> [Problem] Across the entries, count the lines that include "home" and report only that number.

START Records provided

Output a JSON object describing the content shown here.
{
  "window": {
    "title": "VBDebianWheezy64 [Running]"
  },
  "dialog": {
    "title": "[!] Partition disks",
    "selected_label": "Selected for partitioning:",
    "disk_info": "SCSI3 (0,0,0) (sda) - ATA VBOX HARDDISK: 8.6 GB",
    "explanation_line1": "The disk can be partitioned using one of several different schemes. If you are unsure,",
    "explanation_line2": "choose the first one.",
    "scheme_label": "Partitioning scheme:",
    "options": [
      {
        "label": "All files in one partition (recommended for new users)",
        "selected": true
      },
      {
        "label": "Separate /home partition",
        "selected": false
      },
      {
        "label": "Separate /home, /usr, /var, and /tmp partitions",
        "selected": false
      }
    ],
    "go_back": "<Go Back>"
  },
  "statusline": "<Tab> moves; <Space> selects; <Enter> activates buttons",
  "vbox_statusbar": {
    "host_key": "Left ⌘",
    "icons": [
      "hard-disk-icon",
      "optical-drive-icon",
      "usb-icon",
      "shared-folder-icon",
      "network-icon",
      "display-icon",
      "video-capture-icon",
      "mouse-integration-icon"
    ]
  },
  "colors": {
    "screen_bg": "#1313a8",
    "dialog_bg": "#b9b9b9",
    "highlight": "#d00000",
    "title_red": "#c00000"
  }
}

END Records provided

> [Written answer] 2